This is a public service announcement. When you buy tickets at Empire State Building, you will be offered to go to the 102nd floor observatory for another $14. This is what you will get. A submarine-like room with dirty windows. As the life operator said: "It's stopid. Nuthin' disastrous, juss' stopid." Stay on the 88th floor and save your money.
Benjamin Franklin. This is the first statue in the US that showed the person depicted in typical clothes. Other statues, such as the one of Quincy Adams just ten meters away, used the old heroic / roman style of clothing.
Linville Falls. The water is usually clear, but rainfall had brought with it soil, making the waters muddy. In addition, the stream was also about three times the size it would have been on a dry day.

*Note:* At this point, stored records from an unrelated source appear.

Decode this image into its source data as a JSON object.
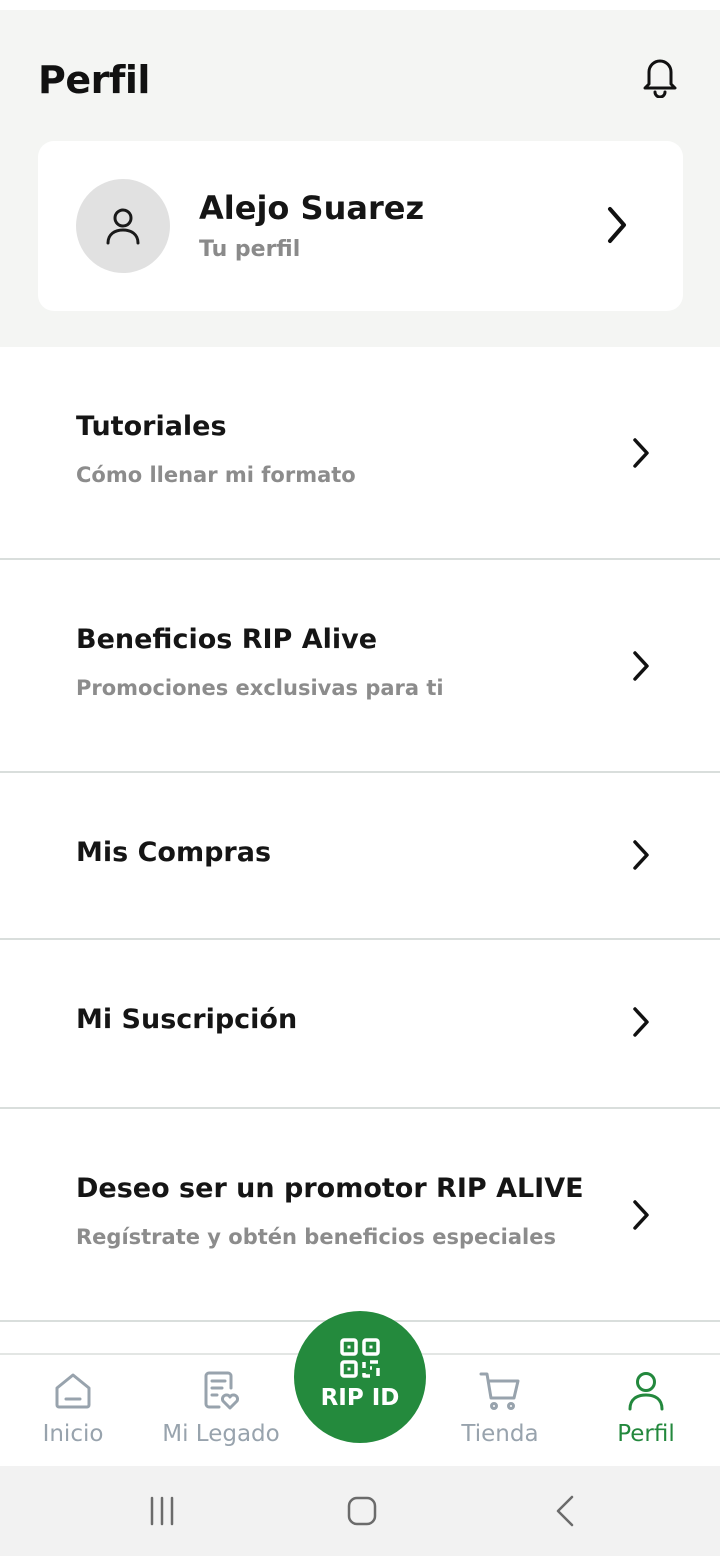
{
  "header": {
    "title": "Perfil",
    "notification_icon": "bell-icon"
  },
  "profile": {
    "name": "Alejo Suarez",
    "subtitle": "Tu perfil",
    "avatar_icon": "user-icon"
  },
  "menu": [
    {
      "title": "Tutoriales",
      "subtitle": "Cómo llenar mi formato"
    },
    {
      "title": "Beneficios RIP Alive",
      "subtitle": "Promociones exclusivas para ti"
    },
    {
      "title": "Mis Compras",
      "subtitle": ""
    },
    {
      "title": "Mi Suscripción",
      "subtitle": ""
    },
    {
      "title": "Deseo ser un promotor RIP ALIVE",
      "subtitle": "Regístrate  y obtén beneficios especiales"
    }
  ],
  "bottom_nav": {
    "items": [
      {
        "label": "Inicio",
        "icon": "home-icon",
        "active": false
      },
      {
        "label": "Mi Legado",
        "icon": "document-heart-icon",
        "active": false
      },
      {
        "label": "Tienda",
        "icon": "cart-icon",
        "active": false
      },
      {
        "label": "Perfil",
        "icon": "user-icon",
        "active": true
      }
    ],
    "center_button": {
      "label": "RIP ID",
      "icon": "qr-code-icon"
    }
  },
  "colors": {
    "accent_green": "#248a3d",
    "header_bg": "#f4f5f3",
    "muted_text": "#8c8c8c",
    "inactive_nav": "#98a3ad"
  }
}
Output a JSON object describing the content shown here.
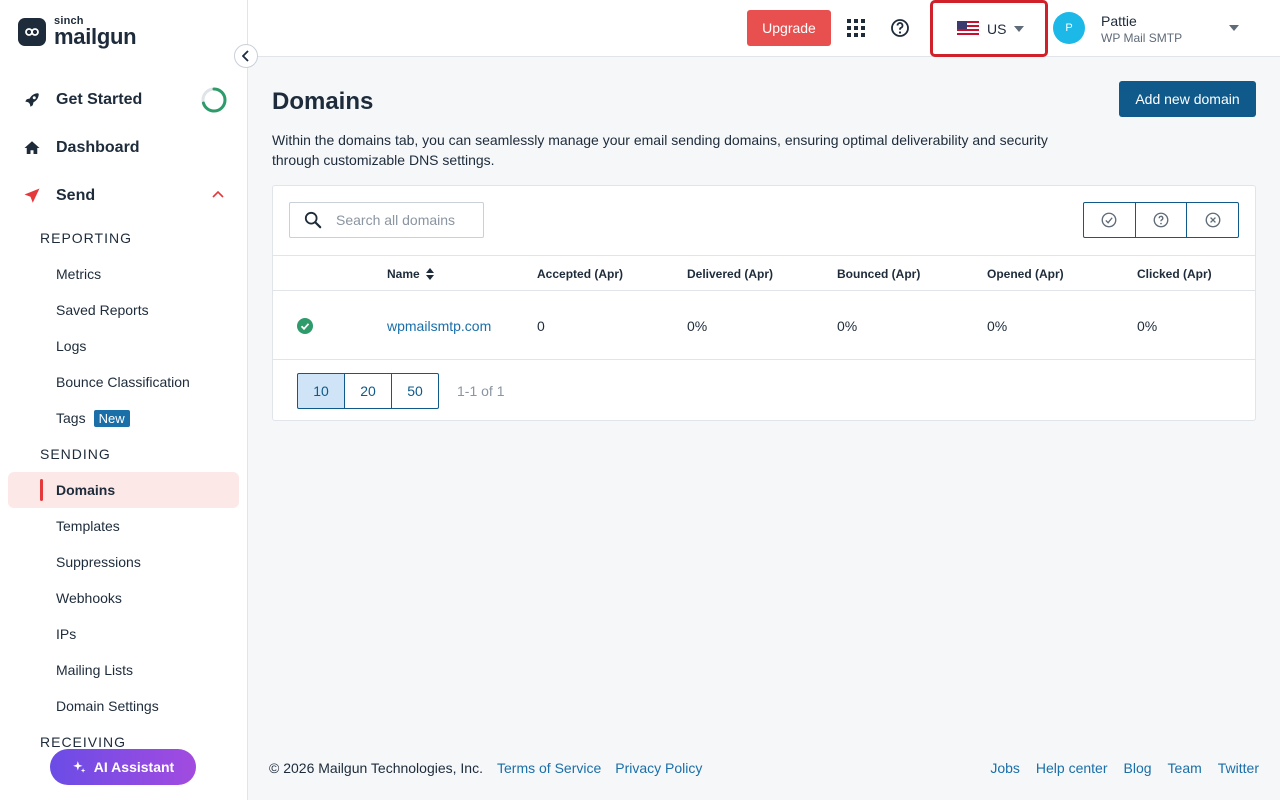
{
  "brand": {
    "sinch": "sinch",
    "name": "mailgun"
  },
  "sidebar": {
    "get_started": "Get Started",
    "get_started_progress": 0.7,
    "dashboard": "Dashboard",
    "send": "Send",
    "sections": [
      {
        "heading": "REPORTING",
        "items": [
          "Metrics",
          "Saved Reports",
          "Logs",
          "Bounce Classification",
          "Tags"
        ]
      },
      {
        "heading": "SENDING",
        "items": [
          "Domains",
          "Templates",
          "Suppressions",
          "Webhooks",
          "IPs",
          "Mailing Lists",
          "Domain Settings"
        ]
      },
      {
        "heading": "RECEIVING",
        "items": []
      }
    ],
    "tags_badge": "New",
    "active_item": "Domains",
    "ai_assistant": "AI Assistant"
  },
  "topbar": {
    "upgrade": "Upgrade",
    "region": "US",
    "user": {
      "initial": "P",
      "name": "Pattie",
      "org": "WP Mail SMTP"
    }
  },
  "main": {
    "title": "Domains",
    "add_button": "Add new domain",
    "description": "Within the domains tab, you can seamlessly manage your email sending domains, ensuring optimal deliverability and security through customizable DNS settings.",
    "search_placeholder": "Search all domains",
    "columns": [
      "Name",
      "Accepted (Apr)",
      "Delivered (Apr)",
      "Bounced (Apr)",
      "Opened (Apr)",
      "Clicked (Apr)"
    ],
    "rows": [
      {
        "name": "wpmailsmtp.com",
        "accepted": "0",
        "delivered": "0%",
        "bounced": "0%",
        "opened": "0%",
        "clicked": "0%"
      }
    ],
    "page_sizes": [
      "10",
      "20",
      "50"
    ],
    "active_page_size": "10",
    "pager_count": "1-1 of 1"
  },
  "footer": {
    "copyright": "© 2026 Mailgun Technologies, Inc.",
    "left_links": [
      "Terms of Service",
      "Privacy Policy"
    ],
    "right_links": [
      "Jobs",
      "Help center",
      "Blog",
      "Team",
      "Twitter"
    ]
  },
  "colors": {
    "accent_red": "#e5383b",
    "primary_blue": "#0f5a8a",
    "link_blue": "#1a6fa8",
    "success_green": "#2e9b6a"
  }
}
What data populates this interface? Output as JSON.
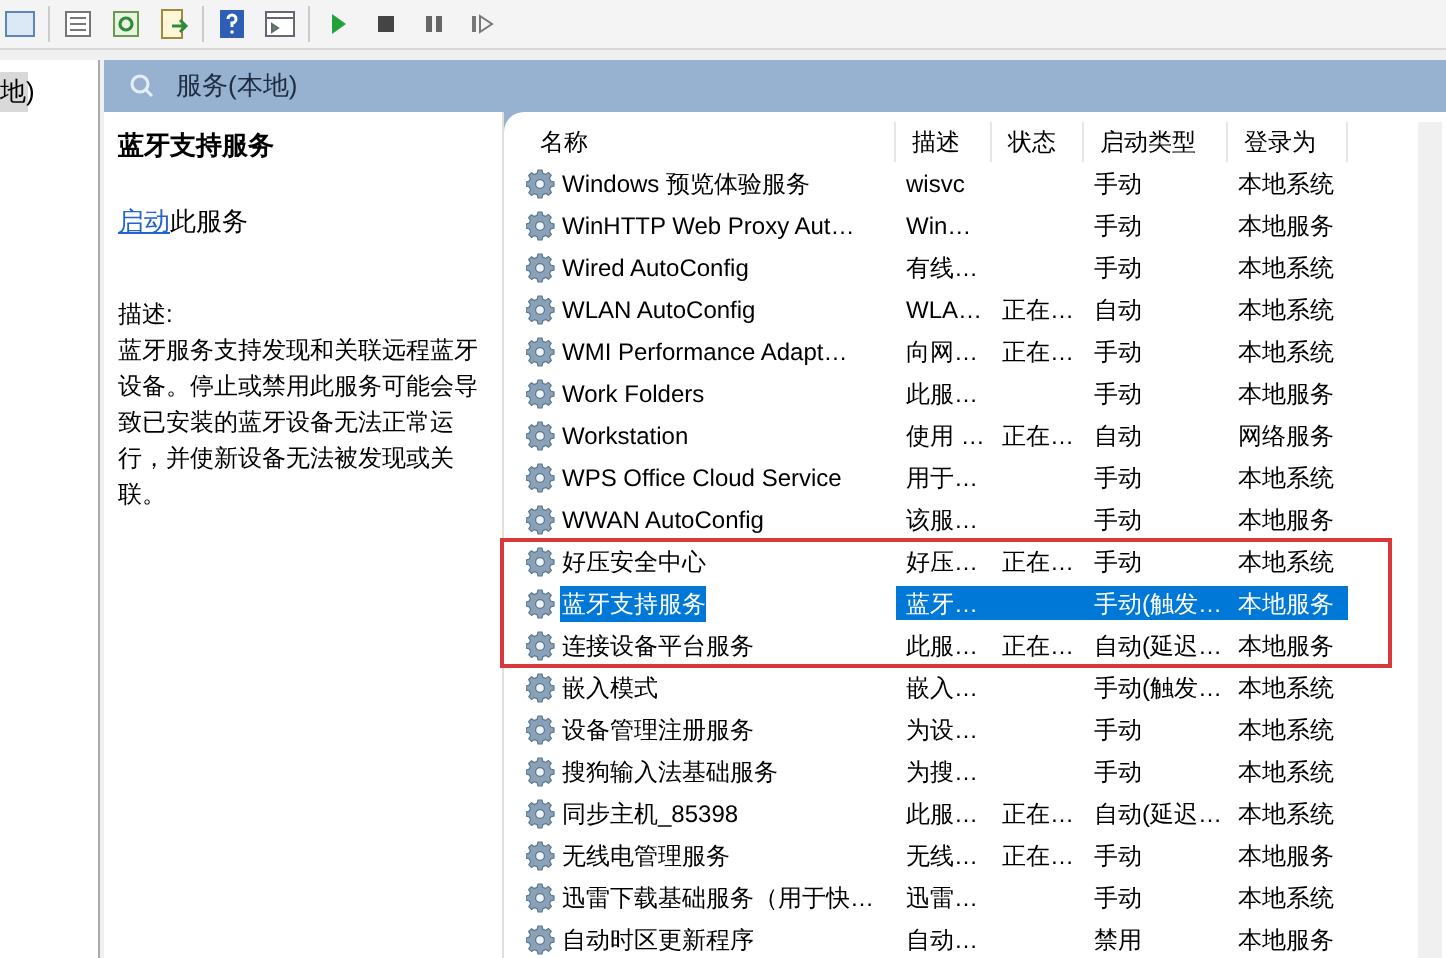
{
  "tree": {
    "item": "地)",
    "selected": true
  },
  "panel": {
    "title": "服务(本地)"
  },
  "details": {
    "service_name": "蓝牙支持服务",
    "action_link": "启动",
    "action_text": "此服务",
    "description_label": "描述:",
    "description": "蓝牙服务支持发现和关联远程蓝牙设备。停止或禁用此服务可能会导致已安装的蓝牙设备无法正常运行，并使新设备无法被发现或关联。"
  },
  "table": {
    "columns": [
      "名称",
      "描述",
      "状态",
      "启动类型",
      "登录为"
    ],
    "rows": [
      {
        "name": "Windows 预览体验服务",
        "description": "wisvc",
        "startup": "手动",
        "logon": "本地系统",
        "selected": false
      },
      {
        "name": "WinHTTP Web Proxy Aut…",
        "description": "Win…",
        "startup": "手动",
        "logon": "本地服务",
        "selected": false
      },
      {
        "name": "Wired AutoConfig",
        "description": "有线…",
        "startup": "手动",
        "logon": "本地系统",
        "selected": false
      },
      {
        "name": "WLAN AutoConfig",
        "description": "WLA…",
        "status": "正在…",
        "startup": "自动",
        "logon": "本地系统",
        "selected": false
      },
      {
        "name": "WMI Performance Adapt…",
        "description": "向网…",
        "status": "正在…",
        "startup": "手动",
        "logon": "本地系统",
        "selected": false
      },
      {
        "name": "Work Folders",
        "description": "此服…",
        "startup": "手动",
        "logon": "本地服务",
        "selected": false
      },
      {
        "name": "Workstation",
        "description": "使用 …",
        "status": "正在…",
        "startup": "自动",
        "logon": "网络服务",
        "selected": false
      },
      {
        "name": "WPS Office Cloud Service",
        "description": "用于…",
        "startup": "手动",
        "logon": "本地系统",
        "selected": false
      },
      {
        "name": "WWAN AutoConfig",
        "description": "该服…",
        "startup": "手动",
        "logon": "本地服务",
        "selected": false
      },
      {
        "name": "好压安全中心",
        "description": "好压…",
        "status": "正在…",
        "startup": "手动",
        "logon": "本地系统",
        "selected": false
      },
      {
        "name": "蓝牙支持服务",
        "description": "蓝牙…",
        "startup": "手动(触发…",
        "logon": "本地服务",
        "selected": true
      },
      {
        "name": "连接设备平台服务",
        "description": "此服…",
        "status": "正在…",
        "startup": "自动(延迟…",
        "logon": "本地服务",
        "selected": false
      },
      {
        "name": "嵌入模式",
        "description": "嵌入…",
        "startup": "手动(触发…",
        "logon": "本地系统",
        "selected": false
      },
      {
        "name": "设备管理注册服务",
        "description": "为设…",
        "startup": "手动",
        "logon": "本地系统",
        "selected": false
      },
      {
        "name": "搜狗输入法基础服务",
        "description": "为搜…",
        "startup": "手动",
        "logon": "本地系统",
        "selected": false
      },
      {
        "name": "同步主机_85398",
        "description": "此服…",
        "status": "正在…",
        "startup": "自动(延迟…",
        "logon": "本地系统",
        "selected": false
      },
      {
        "name": "无线电管理服务",
        "description": "无线…",
        "status": "正在…",
        "startup": "手动",
        "logon": "本地服务",
        "selected": false
      },
      {
        "name": "迅雷下载基础服务（用于快…",
        "description": "迅雷…",
        "startup": "手动",
        "logon": "本地系统",
        "selected": false
      },
      {
        "name": "自动时区更新程序",
        "description": "自动…",
        "startup": "禁用",
        "logon": "本地服务",
        "selected": false
      }
    ]
  }
}
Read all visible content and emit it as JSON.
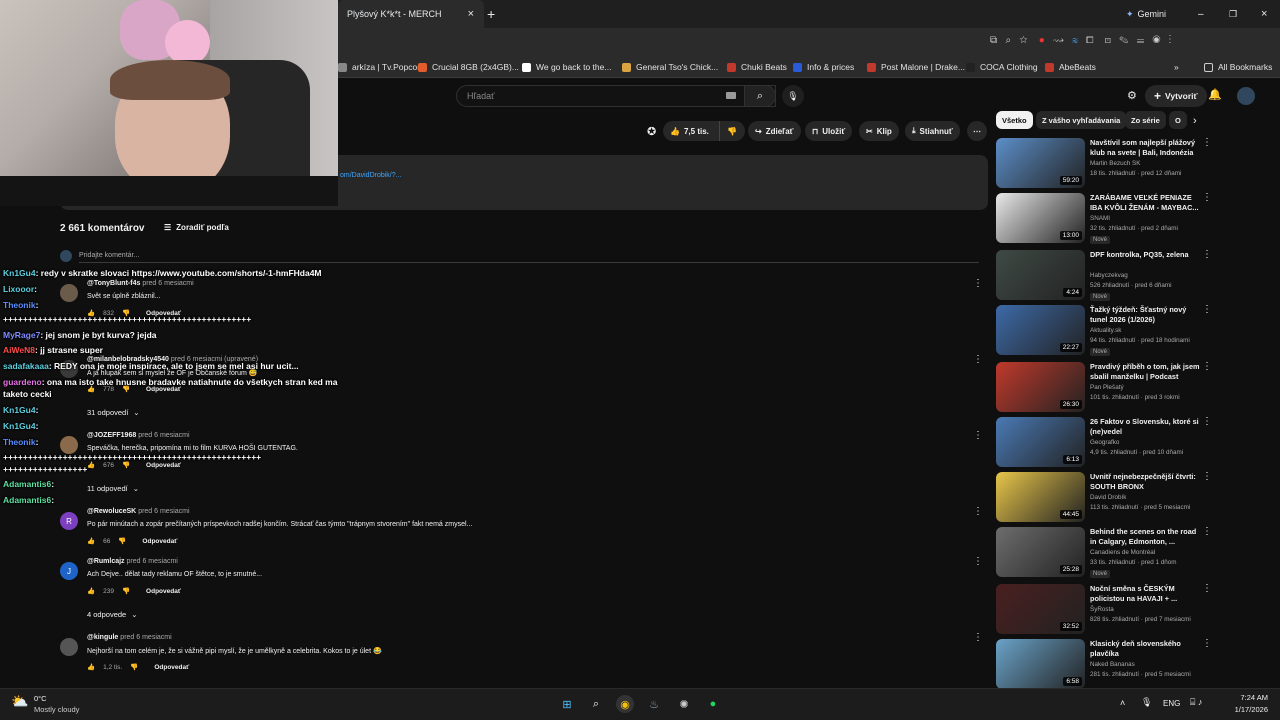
{
  "browser": {
    "tab_title": "Plyšový K*k*t - MERCH",
    "gemini_label": "Gemini",
    "bookmarks": [
      {
        "label": "arkíza | Tv.Popcor...",
        "color": "#888"
      },
      {
        "label": "Crucial 8GB (2x4GB)...",
        "color": "#e25c2c"
      },
      {
        "label": "We go back to the...",
        "color": "#ffffff"
      },
      {
        "label": "General Tso's Chick...",
        "color": "#d9a441"
      },
      {
        "label": "Chuki Beats",
        "color": "#c0392b"
      },
      {
        "label": "Info & prices",
        "color": "#2a5bd7"
      },
      {
        "label": "Post Malone | Drake...",
        "color": "#c0392b"
      },
      {
        "label": "COCA Clothing",
        "color": "#222"
      },
      {
        "label": "AbeBeats",
        "color": "#c0392b"
      }
    ],
    "all_bookmarks": "All Bookmarks"
  },
  "youtube": {
    "search_placeholder": "Hľadať",
    "create_label": "Vytvoriť",
    "actions": {
      "likes": "7,5 tis.",
      "share": "Zdieľať",
      "save": "Uložiť",
      "clip": "Klip",
      "download": "Stiahnuť"
    },
    "description_link": "om/DavidDrobik/?...",
    "comments_count": "2 661 komentárov",
    "sort_label": "Zoradiť podľa",
    "add_comment": "Pridajte komentár..."
  },
  "chat_overlay": [
    {
      "user": "Kn1Gu4",
      "color": "#5dd0e0",
      "text": ": redy v skratke slovaci https://www.youtube.com/shorts/-1-hmFHda4M"
    },
    {
      "user": "Lixooor",
      "color": "#5dd0e0",
      "text": ":"
    },
    {
      "user": "Theonik",
      "color": "#5b8cff",
      "text": ":"
    },
    {
      "user": "",
      "color": "#fff",
      "text": "++++++++++++++++++++++++++++++++++++++++++++++++++"
    },
    {
      "user": "MyRage7",
      "color": "#7f8cff",
      "text": ": jej snom je byt kurva? jejda"
    },
    {
      "user": "AiWeN8",
      "color": "#ff4d4d",
      "text": ": jj strasne super"
    },
    {
      "user": "sadafakaaa",
      "color": "#5dd0e0",
      "text": ": REDY ona je moje inspirace, ale to jsem se mel asi hur ucit..."
    },
    {
      "user": "guardeno",
      "color": "#e870e8",
      "text": ": ona ma isto take hnusne bradavke natiahnute do všetkych stran ked ma"
    },
    {
      "user": "",
      "color": "#fff",
      "text": "taketo cecki"
    },
    {
      "user": "Kn1Gu4",
      "color": "#5dd0e0",
      "text": ":"
    },
    {
      "user": "Kn1Gu4",
      "color": "#5dd0e0",
      "text": ":"
    },
    {
      "user": "Theonik",
      "color": "#5b8cff",
      "text": ":"
    },
    {
      "user": "",
      "color": "#fff",
      "text": "++++++++++++++++++++++++++++++++++++++++++++++++++++"
    },
    {
      "user": "",
      "color": "#fff",
      "text": "+++++++++++++++++"
    },
    {
      "user": "Adamantis6",
      "color": "#5de0a0",
      "text": ":"
    },
    {
      "user": "Adamantis6",
      "color": "#5de0a0",
      "text": ":"
    }
  ],
  "comments": [
    {
      "user": "@TonyBlunt-f4s",
      "time": "pred 6 mesiacmi",
      "text": "Svět se úplně zbláznil...",
      "likes": "832",
      "reply": "Odpovedať"
    },
    {
      "user": "@milanbelobradsky4540",
      "time": "pred 6 mesiacmi (upravené)",
      "text": "A já hlupák sem si myslel že OF je Občanské fórum 😅",
      "likes": "778",
      "reply": "Odpovedať",
      "replies": "31 odpovedí"
    },
    {
      "user": "@JOZEFF1968",
      "time": "pred 6 mesiacmi",
      "text": "Speváčka, herečka, pripomína mi to film KURVA HOŠI GUTENTAG.",
      "likes": "676",
      "reply": "Odpovedať",
      "replies": "11 odpovedí"
    },
    {
      "user": "@RewolucеSK",
      "time": "pred 6 mesiacmi",
      "text": "Po pár minútach a zopár prečítaných príspevkoch radšej končím. Strácať čas týmto \"trápnym stvorením\" fakt nemá zmysel...",
      "likes": "66",
      "reply": "Odpovedať",
      "avatar_letter": "R"
    },
    {
      "user": "@Rumlcajz",
      "time": "pred 6 mesiacmi",
      "text": "Ach Dejve.. dělat tady reklamu OF štětce, to je smutné...",
      "likes": "239",
      "reply": "Odpovedať",
      "replies": "4 odpovede",
      "avatar_letter": "J"
    },
    {
      "user": "@kingule",
      "time": "pred 6 mesiacmi",
      "text": "Nejhorší na tom celém je, že si vážně pipi myslí, že je umělkyně a celebrita. Kokos to je úlet 😂",
      "likes": "1,2 tis.",
      "reply": "Odpovedať"
    }
  ],
  "chips": [
    "Všetko",
    "Z vášho vyhľadávania",
    "Zo série",
    "O"
  ],
  "sidebar_videos": [
    {
      "title": "Navštívil som najlepší plážový klub na svete | Bali, Indonézia",
      "channel": "Martin Bezuch SK",
      "meta": "18 tis. zhliadnutí · pred 12 dňami",
      "duration": "59:20",
      "new": "",
      "color": "#5c8fc9"
    },
    {
      "title": "ZARÁBAME VEĽKÉ PENIAZE IBA KVÔLI ŽENÁM - MAYBAC...",
      "channel": "SNAMI",
      "meta": "32 tis. zhliadnutí · pred 2 dňami",
      "duration": "13:00",
      "new": "Nové",
      "color": "#e9e9e9"
    },
    {
      "title": "DPF kontrolka, PQ35, zelena",
      "channel": "Habyczekvag",
      "meta": "526 zhliadnutí · pred 6 dňami",
      "duration": "4:24",
      "new": "Nové",
      "color": "#3f4a45"
    },
    {
      "title": "Ťažký týždeň: Šťastný nový tunel 2026 (1/2026)",
      "channel": "Aktuality.sk",
      "meta": "94 tis. zhliadnutí · pred 18 hodinami",
      "duration": "22:27",
      "new": "Nové",
      "color": "#3d6aa8"
    },
    {
      "title": "Pravdivý příběh o tom, jak jsem sbalil manželku | Podcast",
      "channel": "Pan Plešatý",
      "meta": "101 tis. zhliadnutí · pred 3 rokmi",
      "duration": "26:30",
      "new": "",
      "color": "#c0392b"
    },
    {
      "title": "26 Faktov o Slovensku, ktoré si (ne)vedel",
      "channel": "Geografko",
      "meta": "4,9 tis. zhliadnutí · pred 10 dňami",
      "duration": "6:13",
      "new": "",
      "color": "#4a7ab5"
    },
    {
      "title": "Uvnitř nejnebezpečnější čtvrti: SOUTH BRONX",
      "channel": "David Drobík",
      "meta": "113 tis. zhliadnutí · pred 5 mesiacmi",
      "duration": "44:45",
      "new": "",
      "color": "#e8c64a"
    },
    {
      "title": "Behind the scenes on the road in Calgary, Edmonton, ...",
      "channel": "Canadiens de Montréal",
      "meta": "33 tis. zhliadnutí · pred 1 dňom",
      "duration": "25:28",
      "new": "Nové",
      "color": "#6d6d6d"
    },
    {
      "title": "Noční směna s ČESKÝM policistou na HAVAJI + ...",
      "channel": "ŠyRosta",
      "meta": "828 tis. zhliadnutí · pred 7 mesiacmi",
      "duration": "32:52",
      "new": "",
      "color": "#4a1f1f"
    },
    {
      "title": "Klasický deň slovenského plavčíka",
      "channel": "Naked Bananas",
      "meta": "281 tis. zhliadnutí · pred 5 mesiacmi",
      "duration": "6:58",
      "new": "",
      "color": "#6aa3c9"
    }
  ],
  "taskbar": {
    "weather_temp": "0°C",
    "weather_desc": "Mostly cloudy",
    "lang": "ENG",
    "time": "7:24 AM",
    "date": "1/17/2026"
  }
}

The "Blind Tiger Pub". During the era when liquour could only be sold in amounts dictated by state law, an entrepenurial spirit set up a chain of "Blind Tiger" pubs. The pub would sell tickets to a fight between two such animals. When the spectators showed up they would be treated to a "complimentary" (and therefore not "sold") drink. Later, the pub owner would announce that unfortunately there would be no fight, but that tickets for the next day's fight could be bought.
The "four corners of law" intersection. On the corners are the courthouse (state law), City Hall (munipical law), the Federal Building and U.S. Post Office (federal law), and Saint Michael's Episcopal Church (canon law).